All this is faithfully and unhurriedly presented. There’s good comic work from Iain Mitchell as René’s tedious friend Bérard, the bore to end bores, who interrupts everyone and anyone to deliver clichéd views on music, culture and steam engines. The problem with putting novels on stage is that the novel is a wanderer whereas the play likes to stay put. Here, each shift of location is indicated by a new image projected on to the back wall and a new bit of scenery dropped from the flies. The wires aren’t too obtrusive and the sets wobble only occasionally. More of a problem is the lack of emotional texture. Isabelle and Stephen’s affair has the hollow abruptness of a speed-dating advert. Meet, greet, match, mate. The dangers of oversimplistic gesturing are ever-present. Isabelle slinks back to her husband without telling Stephen and his bewildered anguish is presented through the dramatic channels of sprinting and shouting. He rushes to the wings. ‘Isabelle!’ he wails. He rushes to the opposite wings. ‘Isabelle!’ He rushes to the middle. ‘Isabelle!’

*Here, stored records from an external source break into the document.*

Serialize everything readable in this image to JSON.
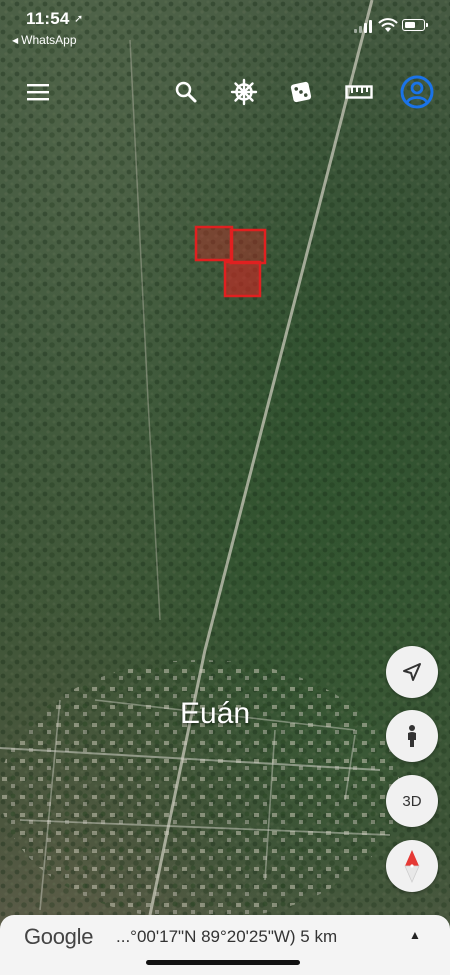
{
  "status_bar": {
    "time": "11:54",
    "location_glyph": "➚",
    "back_app_label": "WhatsApp"
  },
  "toolbar": {
    "menu_icon": "hamburger-menu-icon",
    "search_icon": "search-icon",
    "voyager_icon": "ship-wheel-icon",
    "feeling_lucky_icon": "dice-icon",
    "measure_icon": "ruler-icon",
    "account_icon": "account-icon"
  },
  "map": {
    "place_label": "Euán",
    "overlay_color": "#e02020"
  },
  "controls": {
    "locate_icon": "location-arrow-icon",
    "street_view_icon": "pegman-icon",
    "three_d_label": "3D",
    "compass_icon": "compass-icon"
  },
  "bottom_bar": {
    "logo": "Google",
    "coordinates": "...°00'17\"N 89°20'25\"W) 5 km",
    "expand_glyph": "▲"
  },
  "colors": {
    "account_blue": "#1a73e8",
    "compass_red": "#e53935"
  }
}
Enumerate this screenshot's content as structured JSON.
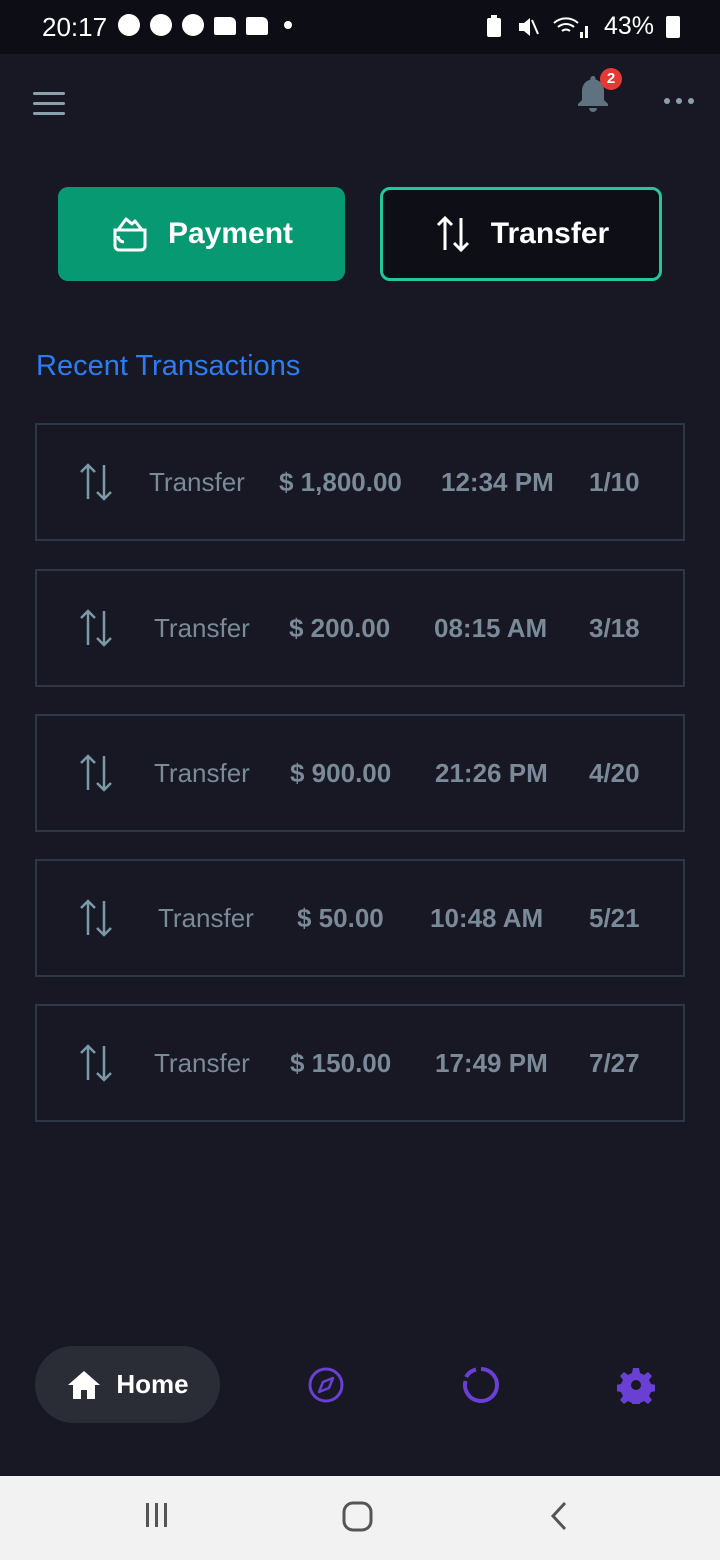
{
  "status_bar": {
    "time": "20:17",
    "battery": "43%"
  },
  "header": {
    "notification_count": "2"
  },
  "actions": {
    "payment_label": "Payment",
    "transfer_label": "Transfer"
  },
  "recent": {
    "title": "Recent Transactions",
    "transactions": [
      {
        "type": "Transfer",
        "amount": "$ 1,800.00",
        "time": "12:34 PM",
        "date": "1/10"
      },
      {
        "type": "Transfer",
        "amount": "$ 200.00",
        "time": "08:15 AM",
        "date": "3/18"
      },
      {
        "type": "Transfer",
        "amount": "$ 900.00",
        "time": "21:26 PM",
        "date": "4/20"
      },
      {
        "type": "Transfer",
        "amount": "$ 50.00",
        "time": "10:48 AM",
        "date": "5/21"
      },
      {
        "type": "Transfer",
        "amount": "$ 150.00",
        "time": "17:49 PM",
        "date": "7/27"
      }
    ]
  },
  "bottom_nav": {
    "home_label": "Home",
    "icons": [
      "home-icon",
      "compass-icon",
      "loader-icon",
      "gear-icon"
    ]
  },
  "colors": {
    "background": "#171823",
    "accent_green": "#079a72",
    "accent_teal": "#20c997",
    "link_blue": "#2d7df0",
    "nav_purple": "#6a3fd4"
  }
}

Next we cut to the Western Front where Stephen, after two years of fighting, has undergone a transformation almost Blair-like in its scale and suddenness. The scent of blood has turned him from Bambi to Rambo. No more the reckless lothario, he’s now a brutal and cynical veteran who bursts into ironic guffaws whenever a new recruit asks him what the war is about. His icy detachment and emotional turmoil are skilfully portrayed by Ben Barnes but it’s hard to sympathise with a character so profoundly disturbed that he threatens innocent Frenchwomen with a knife, and so in thrall to superstition that he sifts the innards of dead rats hoping to find auguries of the future written in their offal.
His reunion with Isabelle (now badly scarred after a bomb blast) is genuinely touching. And the closing scenes, set deep underground, are handled with as much aplomb as the physical restrictions allow. This is an accurate and sometimes moving account of Sebastian Faulks’s bestselling novel. It may run here for many months and then leapfrog to Broadway. Then again it may not. I wouldn’t know. Ask a dead rat.